As we’ve already said, PlayStation Vue offers a very smooth streaming experience. There’s hardly any lag when you change channels, and in our testing, PlayStation Vue has the best track record for delivering reliable livestreams across multiple types of internet connections.
The downside to PlayStation Vue is its NBC local channel availability. At last count, PlayStation Vue offered 26 NBC stations nationwide. While that’s certainly not the poorest showing, it’s still only about 1/3 of what’s available with Hulu Live. We’d strongly recommend visiting the PlayStation Vue website, entering your ZIP code, and double-checking that NBC is available in your area before you sign up.
PlayStation Vue DVR service
Overall, we really like PlayStation Vue’s DVR service. It offers unlimited storage space, so you have the flexibility to record every single alpine skiing, ski jumping, and speed skating event you want. And if there’s anything we like, it’s gorging ourselves on other people’s athletic achievement.
But there is a catch—all recorded content is automatically deleted after 28 days. To put that in perspective, even if you watched nothing but Olympic coverage 24/7 for a month and a half, you still wouldn’t be able to get through just the ice hockey and curling matches before they expired from your DVR.
Of course, if you’re like most fans and just want to get your fill of the Korean opening and closing ceremonies plus a few of your favorite key events, PlayStation Vue’s DVR should work just fine for you.
PlayStation Vue device compatibility
First off, you should know you do not need a PlayStation console to watch PlayStation Vue.
PlayStation Vue is actually available on quite a few devices (think Roku, Apple TV, etc.). Of course, if you are a gamer, you should keep in mind that PlayStation devices are the only consoles compatible with the service.
Other legal options for watching the 2018 Winter Olympics opening and closing ceremonies
On the off chance that none of the streaming services listed above offer NBC in your area (or you simply don’t want to pay a monthly fee for your TV), you can watch the opening and closing ceremonies for the Winter Games using a digital antenna.

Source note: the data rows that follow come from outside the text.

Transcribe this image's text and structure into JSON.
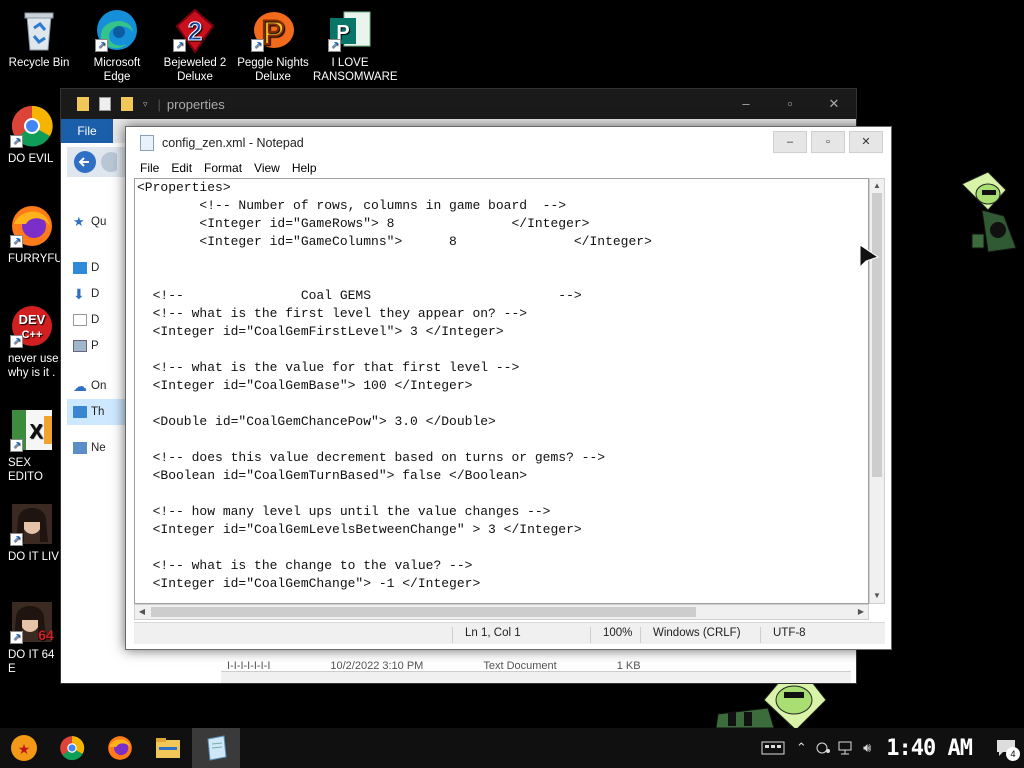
{
  "desktop": {
    "top_icons": [
      {
        "label": "Recycle Bin",
        "icon": "recycle-bin-icon"
      },
      {
        "label": "Microsoft Edge",
        "icon": "edge-icon"
      },
      {
        "label": "Bejeweled 2\nDeluxe",
        "icon": "bejeweled-icon"
      },
      {
        "label": "Peggle Nights\nDeluxe",
        "icon": "peggle-icon"
      },
      {
        "label": "I LOVE\nRANSOMWARE",
        "icon": "publisher-icon"
      }
    ],
    "side_icons": [
      {
        "label": "DO EVIL",
        "icon": "chrome-icon"
      },
      {
        "label": "FURRYFUC",
        "icon": "firefox-icon"
      },
      {
        "label": "never use\nwhy is it .",
        "icon": "devcpp-icon"
      },
      {
        "label": "SEX EDITO",
        "icon": "hxd-icon"
      },
      {
        "label": "DO IT LIV",
        "icon": "portrait-icon"
      },
      {
        "label": "DO IT 64 E",
        "icon": "portrait64-icon"
      }
    ]
  },
  "explorer": {
    "title": "properties",
    "ribbon_file": "File",
    "nav": [
      "Qu",
      "D",
      "D",
      "D",
      "P",
      "On",
      "Th",
      "Ne"
    ],
    "status_items": [
      "I-I-I-I-I-I-I",
      "10/2/2022 3:10 PM",
      "Text Document",
      "1 KB"
    ]
  },
  "notepad": {
    "title": "config_zen.xml - Notepad",
    "menu": [
      "File",
      "Edit",
      "Format",
      "View",
      "Help"
    ],
    "content": "<Properties>\n        <!-- Number of rows, columns in game board  -->\n        <Integer id=\"GameRows\"> 8               </Integer>\n        <Integer id=\"GameColumns\">      8               </Integer>\n\n\n  <!--               Coal GEMS                        -->\n  <!-- what is the first level they appear on? -->\n  <Integer id=\"CoalGemFirstLevel\"> 3 </Integer>\n\n  <!-- what is the value for that first level -->\n  <Integer id=\"CoalGemBase\"> 100 </Integer>\n\n  <Double id=\"CoalGemChancePow\"> 3.0 </Double>\n\n  <!-- does this value decrement based on turns or gems? -->\n  <Boolean id=\"CoalGemTurnBased\"> false </Boolean>\n\n  <!-- how many level ups until the value changes -->\n  <Integer id=\"CoalGemLevelsBetweenChange\" > 3 </Integer>\n\n  <!-- what is the change to the value? -->\n  <Integer id=\"CoalGemChange\"> -1 </Integer>",
    "status": {
      "position": "Ln 1, Col 1",
      "zoom": "100%",
      "line_ending": "Windows (CRLF)",
      "encoding": "UTF-8"
    }
  },
  "taskbar": {
    "apps": [
      "dragonball-icon",
      "chrome-icon",
      "firefox-icon",
      "file-explorer-icon",
      "notepad-icon"
    ],
    "clock": "1:40 AM",
    "notification_count": "4"
  },
  "colors": {
    "accent": "#1b5fab",
    "selection": "#cde8ff",
    "taskbar": "#101010"
  }
}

Digital antennas these days are better looking and more reliable than the rabbit ears of yesteryear. But like the old-school antennas, they allow you to pick up locally broadcast channels, like NBC, for free.
Of course, there are some downsides. You won’t be able to record anything—at least not without paying for an additional service like Tablo. That’s a major drawback considering that some of the most popular Winter Olympics events are going to be broadcast during NBC’s daytime coverage, when most people are at work.

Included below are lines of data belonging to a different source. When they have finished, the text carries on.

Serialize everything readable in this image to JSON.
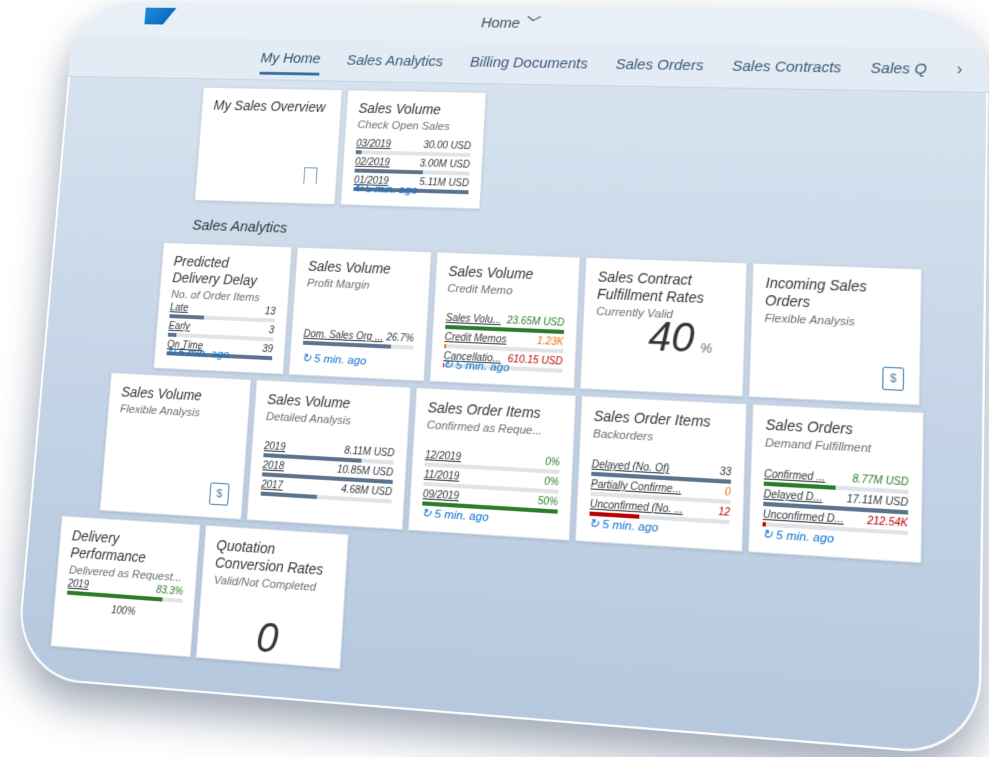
{
  "shell": {
    "title": "Home",
    "title_icon": "chevron-down-icon"
  },
  "tabs": {
    "items": [
      "My Home",
      "Sales Analytics",
      "Billing Documents",
      "Sales Orders",
      "Sales Contracts",
      "Sales Q"
    ],
    "more": "›"
  },
  "tiles": {
    "my_sales_overview": {
      "title": "My Sales Overview",
      "icon": "bookmark-icon"
    },
    "sales_volume_open": {
      "title": "Sales Volume",
      "subtitle": "Check Open Sales",
      "rows": [
        {
          "label": "03/2019",
          "value": "30.00 USD",
          "fill": 0.05
        },
        {
          "label": "02/2019",
          "value": "3.00M USD",
          "fill": 0.6
        },
        {
          "label": "01/2019",
          "value": "5.11M USD",
          "fill": 1.0
        }
      ],
      "footer": "5 min. ago"
    },
    "sales_analytics_group": "Sales Analytics",
    "predicted_delay": {
      "title": "Predicted Delivery Delay",
      "subtitle": "No. of Order Items",
      "rows": [
        {
          "label": "Late",
          "value": "13",
          "fill": 0.33
        },
        {
          "label": "Early",
          "value": "3",
          "fill": 0.08
        },
        {
          "label": "On Time",
          "value": "39",
          "fill": 1.0
        }
      ],
      "footer": "5 min. ago"
    },
    "sales_volume_profit": {
      "title": "Sales Volume",
      "subtitle": "Profit Margin",
      "rows": [
        {
          "label": "Dom. Sales Org ...",
          "value": "26.7%",
          "fill": 0.8
        }
      ],
      "footer": "5 min. ago"
    },
    "sales_volume_credit": {
      "title": "Sales Volume",
      "subtitle": "Credit Memo",
      "rows": [
        {
          "label": "Sales Volu...",
          "value": "23.65M USD",
          "fill": 1.0,
          "color": "#2b7d2b"
        },
        {
          "label": "Credit Memos",
          "value": "1.23K",
          "fill": 0.02,
          "color": "#e9730c"
        },
        {
          "label": "Cancellatio...",
          "value": "610.15 USD",
          "fill": 0.01,
          "color": "#bb0000"
        }
      ],
      "footer": "5 min. ago"
    },
    "contract_fulfillment": {
      "title": "Sales Contract Fulfillment Rates",
      "subtitle": "Currently Valid",
      "value": "40",
      "unit": "%"
    },
    "incoming_orders": {
      "title": "Incoming Sales Orders",
      "subtitle": "Flexible Analysis",
      "icon": "document-dollar-icon"
    },
    "sales_volume_flex": {
      "title": "Sales Volume",
      "subtitle": "Flexible Analysis",
      "icon": "document-dollar-icon"
    },
    "sales_volume_detail": {
      "title": "Sales Volume",
      "subtitle": "Detailed Analysis",
      "rows": [
        {
          "label": "2019",
          "value": "8.11M USD",
          "fill": 0.75
        },
        {
          "label": "2018",
          "value": "10.85M USD",
          "fill": 1.0
        },
        {
          "label": "2017",
          "value": "4.68M USD",
          "fill": 0.43
        }
      ]
    },
    "order_items_confirmed": {
      "title": "Sales Order Items",
      "subtitle": "Confirmed as Reque...",
      "rows": [
        {
          "label": "12/2019",
          "value": "0%",
          "fill": 0.0,
          "color": "#2b7d2b"
        },
        {
          "label": "11/2019",
          "value": "0%",
          "fill": 0.0,
          "color": "#2b7d2b"
        },
        {
          "label": "09/2019",
          "value": "50%",
          "fill": 1.0,
          "color": "#2b7d2b"
        }
      ],
      "footer": "5 min. ago"
    },
    "order_items_backorders": {
      "title": "Sales Order Items",
      "subtitle": "Backorders",
      "rows": [
        {
          "label": "Delayed (No. Of)",
          "value": "33",
          "fill": 1.0
        },
        {
          "label": "Partially Confirme...",
          "value": "0",
          "fill": 0.0,
          "color": "#e9730c"
        },
        {
          "label": "Unconfirmed (No. ...",
          "value": "12",
          "fill": 0.36,
          "color": "#bb0000"
        }
      ],
      "footer": "5 min. ago"
    },
    "sales_orders_demand": {
      "title": "Sales Orders",
      "subtitle": "Demand Fulfillment",
      "rows": [
        {
          "label": "Confirmed ...",
          "value": "8.77M USD",
          "fill": 0.5,
          "color": "#2b7d2b"
        },
        {
          "label": "Delayed D...",
          "value": "17.11M USD",
          "fill": 1.0
        },
        {
          "label": "Unconfirmed D...",
          "value": "212.54K",
          "fill": 0.02,
          "color": "#bb0000"
        }
      ],
      "footer": "5 min. ago"
    },
    "delivery_performance": {
      "title": "Delivery Performance",
      "subtitle": "Delivered as Request...",
      "rows": [
        {
          "label": "2019",
          "value": "83.3%",
          "fill": 0.83,
          "color": "#2b7d2b"
        }
      ],
      "extra": "100%"
    },
    "quotation_conversion": {
      "title": "Quotation Conversion Rates",
      "subtitle": "Valid/Not Completed",
      "value": "0"
    }
  }
}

If you’re considering getting an antenna to watch the Pyeongchang Games, it’s also important to do your research and get the right antenna for your needs. While we like the Mohu Leaf 50 for most households, we strongly recommend checking out our antenna buying guide to see which option will work best for you.
NBC Sports VR App
According to NBC, the NBC Sports VR App will also be providing virtual reality coverage of select events from the winter games, including the opening and closing ceremonies. So if you’ve always wanted to see what it’d be like to snag a front row seat to all the fanfare of the ceremonies, this option may be what you’ve been waiting for.
Like the regular NBC Sports App and NBCOlympics.com, the winter games VR coverage will be available live from South Korea, so you can catch the gold medal men’s hockey match as it happens. Also, the NBC Sports VR App does require a cable or streaming service login in order to watch, so you may still want to consider signing up for fuboTV or another inexpensive streaming service to access the 50 hours of VR content that will be available throughout the South Korean games.
Citius, Altius, Fortius!
We’re constantly striving to provide the best streaming recommendations so you can get what you need faster, enjoy higher quality service, and make stronger financial decisions about your entertainment. If you still have any questions, feel free to comment or reach out to us via email. Until then…USA! USA!